“Why storytelling?” It’s a question I’ve been asked many times, often preceded by the phrase, “Out of all the career paths you could have pursued.” The standard answer has always been, “Because it matters, because it expresses our humanity, because it can change the world.”
For me, it’s something that I have witnessed in my own life, and in the lives of many others. An accumulation of experiences over many years that led to a profound understanding, built like the pyramids, one block at a time. Though it’s a reality constantly evolving, never finished.
I would venture to say that Patrick Moreau‘s experience is similar in that he has spent many years honing his own craft of storytelling as the founder of Muse Storytelling, but in his case there was a pivotal moment when the telling of stories took on new meaning and purpose.
Every story is the opportunity of a lifetime and we just rarely realize it.
Many personal stories involve tragic events or circumstances that cause a shift in perspective about the world and our place in it. We come away changed, as well as conflicted and confused, yet clarity can also manifest. Take a few minutes to watch this video about Patrick’s journey, then reflect on your desire, and maybe reluctance, to share your story with others.
Transcript (with minor edits for readability)
Amina Moreau: So, I just came back from interviewing Patrick for our launch film, and I’ve got to say, we had a really great plan going into this thing. We knew exactly what we wanted our story to be. But every so often, when you’re in an interview, something so amazing, or so unexpected happens that you know you’ve got to pivot your story.
Here’s what happened:
Why does it matter to you so much that you live a life of purpose?
Patrick Moreau: That was my mom. She took her own life, and my sister and I had to go back to Midland and pack up her apartment.
I mean, for over a decade my mom struggled with bipolar, which means she’d have these manic phases where she’d fly to places like Turkey, Lebanon or Jordan and then would often come crashing down into a depression and somebody’d have to go and try and bring her back.
I went to Lebanon to try and bring her back when she became depressed, and I’ve sat on an airplane next to her for eight hours and she pretends to read, you know, because then it looks like you’re normal.
I can’t imagine the reality of somebody going through their life trying to hide their pain so that people don’t try and bother them, you know? And so, it just came to a point where she felt like she was more of a burden.
A lot of people would probably tell you that the depression killed her, but it was not having purpose anymore. It was not being able to follow her purpose. It was not being able to find it in herself to do anything that she felt would really make a difference for anybody.
It’s incredibly hard to lose somebody you’re that close to, but what allowed me to survive was having a purpose, was believing that what we’re actually doing really does matter and makes a difference.
So it’s a very deep-seated sense that purpose not only matters, it not only drives you forward, but it also keeps you going, and it also will help see you through, and it is one of the most fulfilling things that you can have. You know?
I don’t think a lot of us realize that being a storyteller truly is the greatest job out there, because not only do we get to do something, it can really make a positive difference, that we can really take things and share them with people in a way that’s gonna open their minds, let them see something different. But that we are also changed by those things.

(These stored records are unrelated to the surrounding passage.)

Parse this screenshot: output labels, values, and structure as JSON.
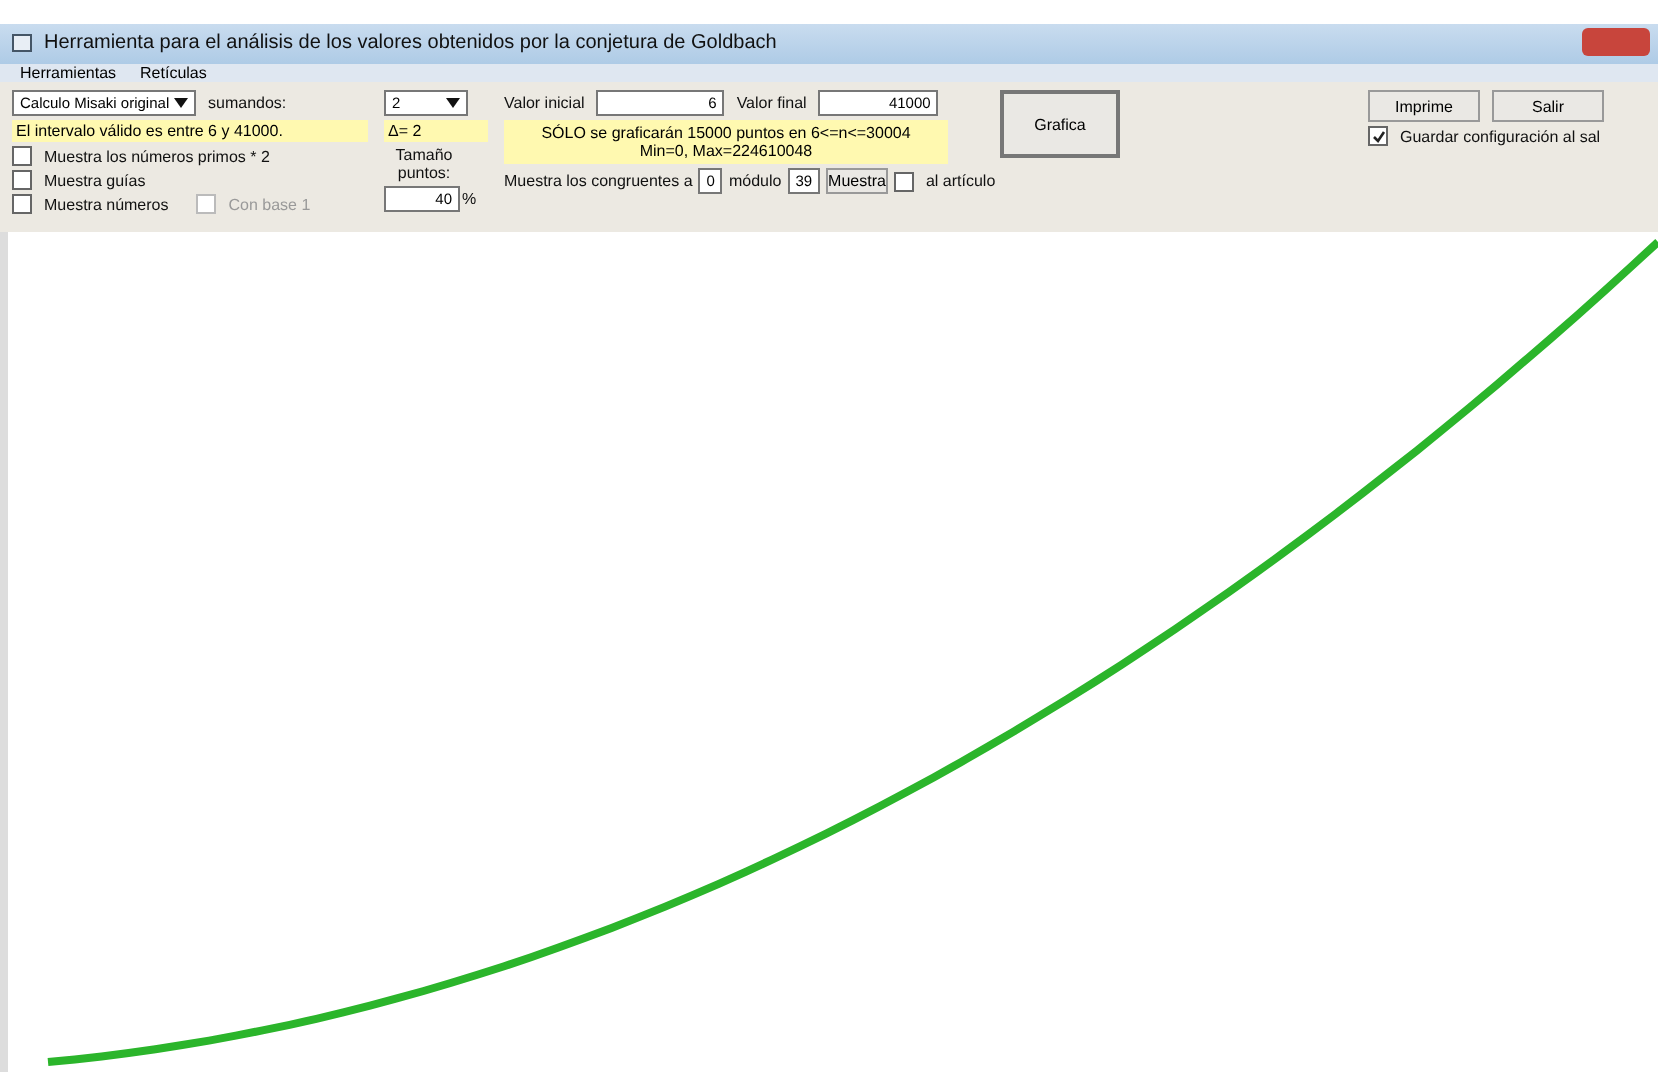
{
  "window": {
    "title": "Herramienta para el análisis de los valores obtenidos por la conjetura de Goldbach"
  },
  "menu": [
    "Herramientas",
    "Retículas"
  ],
  "method": {
    "value": "Calculo Misaki original"
  },
  "sumandos": {
    "label": "sumandos:",
    "value": "2"
  },
  "interval_note": "El intervalo válido es entre  6 y  41000.",
  "delta": "Δ= 2",
  "checkboxes": [
    {
      "label": "Muestra los números primos * 2",
      "checked": false,
      "disabled": false
    },
    {
      "label": "Muestra guías",
      "checked": false,
      "disabled": false
    },
    {
      "label": "Muestra números",
      "checked": false,
      "disabled": false
    },
    {
      "label": "Con base 1",
      "checked": false,
      "disabled": true
    }
  ],
  "point_size": {
    "label": "Tamaño puntos:",
    "value": "40",
    "unit": "%"
  },
  "start": {
    "label": "Valor inicial",
    "value": "6"
  },
  "end": {
    "label": "Valor final",
    "value": "41000"
  },
  "info": [
    "SÓLO se graficarán  15000 puntos en 6<=n<=30004",
    "Min=0, Max=224610048"
  ],
  "congruent": {
    "label": "Muestra los congruentes a",
    "value": "0",
    "modulo_label": "módulo",
    "modulo": "39",
    "button": "Muestra",
    "article": {
      "label": "al artículo",
      "checked": false
    }
  },
  "graph_button": "Grafica",
  "print_button": "Imprime",
  "exit_button": "Salir",
  "save_config": {
    "label": "Guardar configuración al sal",
    "checked": true
  }
}
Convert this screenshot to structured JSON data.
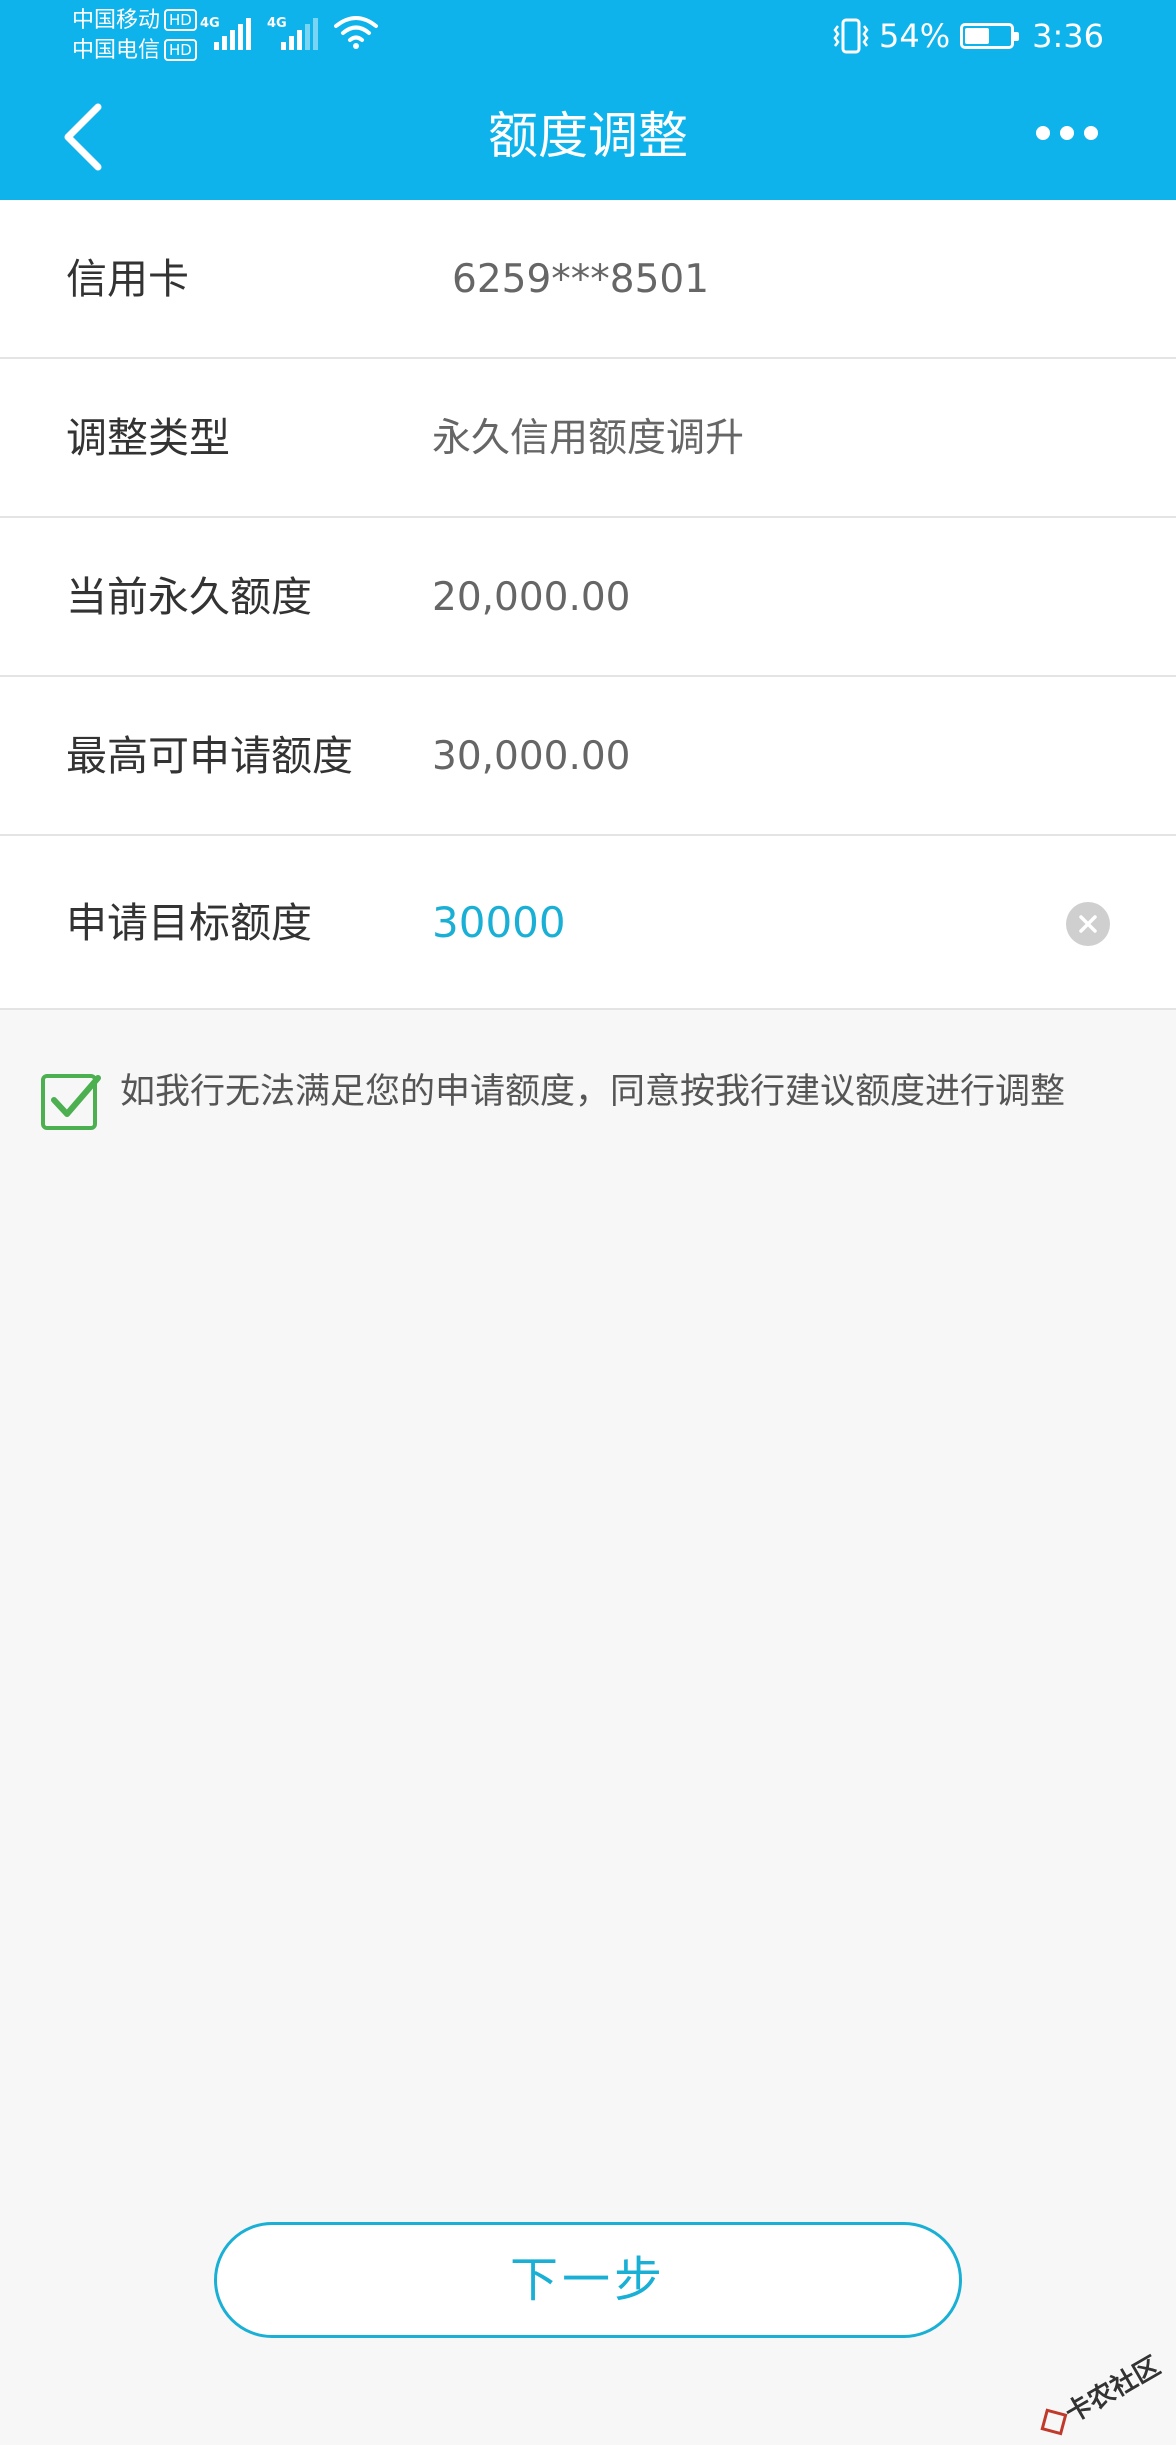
{
  "status_bar": {
    "carrier_1": "中国移动",
    "carrier_2": "中国电信",
    "hd_badge": "HD",
    "network_1": "4G",
    "network_2": "4G",
    "battery_text": "54%",
    "battery_level": 0.54,
    "time": "3:36"
  },
  "header": {
    "title": "额度调整"
  },
  "form": {
    "card_label": "信用卡",
    "card_value": "6259***8501",
    "type_label": "调整类型",
    "type_value": "永久信用额度调升",
    "current_label": "当前永久额度",
    "current_value": "20,000.00",
    "max_label": "最高可申请额度",
    "max_value": "30,000.00",
    "target_label": "申请目标额度",
    "target_value": "30000"
  },
  "agreement": {
    "text": "如我行无法满足您的申请额度，同意按我行建议额度进行调整",
    "checked": true
  },
  "footer": {
    "next_label": "下一步"
  },
  "watermark": {
    "text": "卡农社区"
  },
  "colors": {
    "brand": "#0eb3eb",
    "accent": "#1ab0d6",
    "check": "#4caf50"
  }
}
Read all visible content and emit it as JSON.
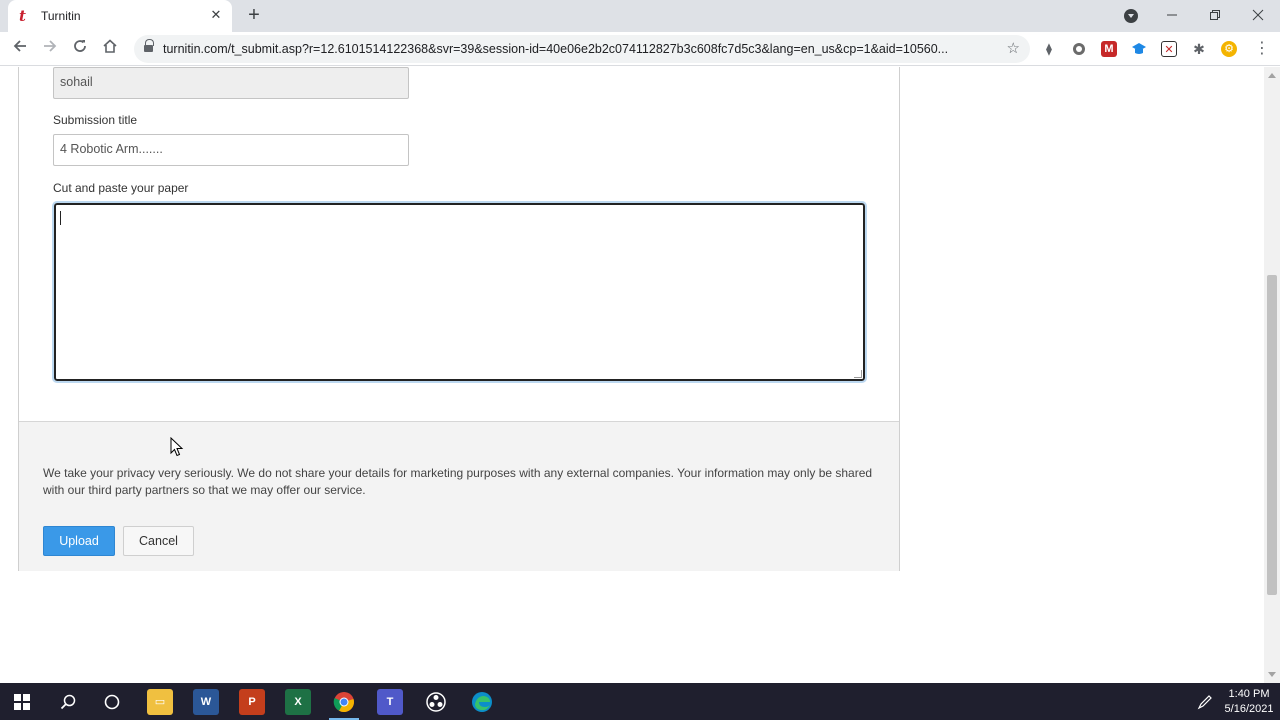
{
  "browser": {
    "tab_title": "Turnitin",
    "tab_close": "✕",
    "new_tab": "+",
    "url": "turnitin.com/t_submit.asp?r=12.6101514122368&svr=39&session-id=40e06e2b2c074112827b3c608fc7d5c3&lang=en_us&cp=1&aid=10560...",
    "favicon_letter": "t"
  },
  "form": {
    "name_value": "sohail",
    "submission_title_label": "Submission title",
    "submission_title_value": "4 Robotic Arm.......",
    "paper_label": "Cut and paste your paper",
    "paper_value": "",
    "privacy_text": "We take your privacy very seriously. We do not share your details for marketing purposes with any external companies. Your information may only be shared with our third party partners so that we may offer our service.",
    "upload_label": "Upload",
    "cancel_label": "Cancel"
  },
  "taskbar": {
    "time": "1:40 PM",
    "date": "5/16/2021"
  },
  "colors": {
    "upload_button": "#3a99e8",
    "taskbar": "#1f1f2e",
    "tab_strip": "#dee1e6"
  }
}
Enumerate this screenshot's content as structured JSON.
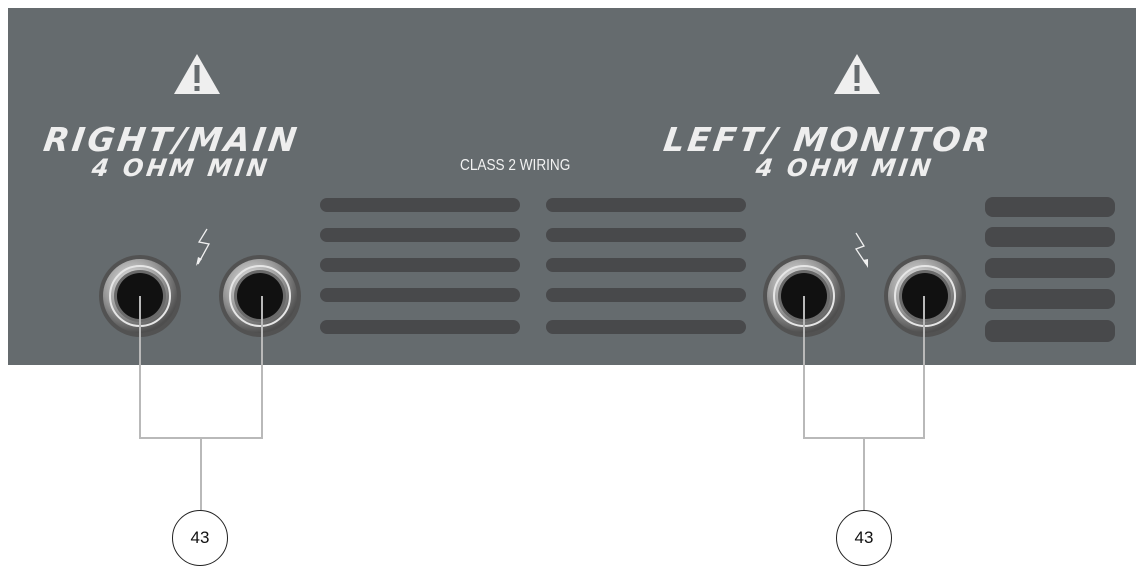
{
  "panel": {
    "right_label_line1": "RIGHT/MAIN",
    "right_label_line2": "4 OHM MIN",
    "left_label_line1": "LEFT/ MONITOR",
    "left_label_line2": "4 OHM MIN",
    "class_label": "CLASS 2 WIRING"
  },
  "callouts": {
    "left_number": "43",
    "right_number": "43"
  },
  "colors": {
    "panel": "#656b6e",
    "vent": "#48494b",
    "text": "#eeeeee",
    "leader": "#b9b9b9"
  },
  "icons": [
    "warning-icon",
    "lightning-bolt-icon",
    "speaker-jack-icon"
  ]
}
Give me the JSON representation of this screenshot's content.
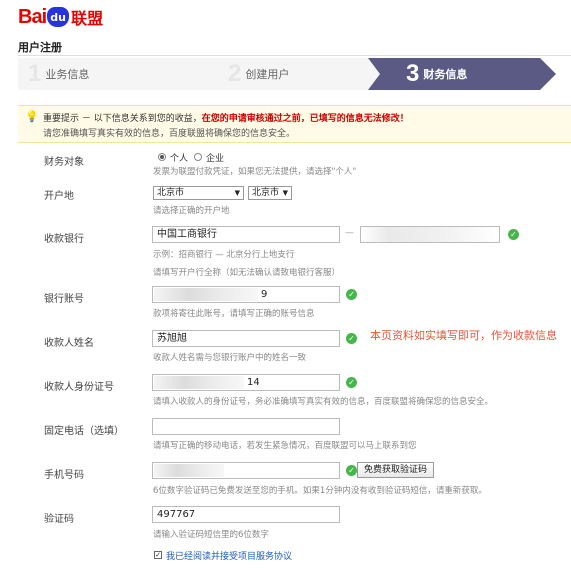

If I have the ability to extract something from our experience and to bring together an incredible team of people who can come up with a repeatable way that different people, wherever they are in the world, can use this structure and these ideas to do what they do better and to love it more, I mean, it feels like a crime not to.
How do you not share that? How do you not take the opportunity to try and do that? I don’t know, I guess it seems bizarre ‘cuz people come up to you all the time and they go, like, why are you sharing this?
Like, why do you just give away everything you know? And I have such a hard time understanding that question. Why would I keep it? Are you gonna go and tell your best story and then go lock it in your bedroom and go, “No, no, this is for me!”
No, you share it with people. You want it to make an impact. Well, you know what? Muse is my story. It is something that I believe in that deeply, that it can be your journey, that can help you actually make a difference and that’s all it is. And so of course, I want to share that with as many people as I can. And I want them to be able to use it and take it and take whatever works for you and just do what you do a little bit better and I’m happy.
Every story is the opportunity of a lifetime and we just rarely realize it. You rarely realize that we have an opportunity to really let somebody be heard, to allow them to see themselves in a different way, and to share something with other people that could make a difference for them.
One of the last things that my mom really wanted was to share her story. It was to have it matter to somebody else other than her. For people to take her pain in her experience with bipolar and to learn something from it, to be able to live their own lives a little bit better.
And I will one day tell that story in a bigger way. And when I do, I want it to be the best damn story I’ve ever told. You know, I want to make sure that I’m not missing anything, I haven’t left anything on the table, and that’s why we’re building this. You know? Because that’s what matters to me, this story.
But everybody else, they have something that matters to them, and it’s just about creating something that allows us all to make the most of every story we tell.
Article written by Mark Lovett – Copyright Storytelling with Impact – All rights reserved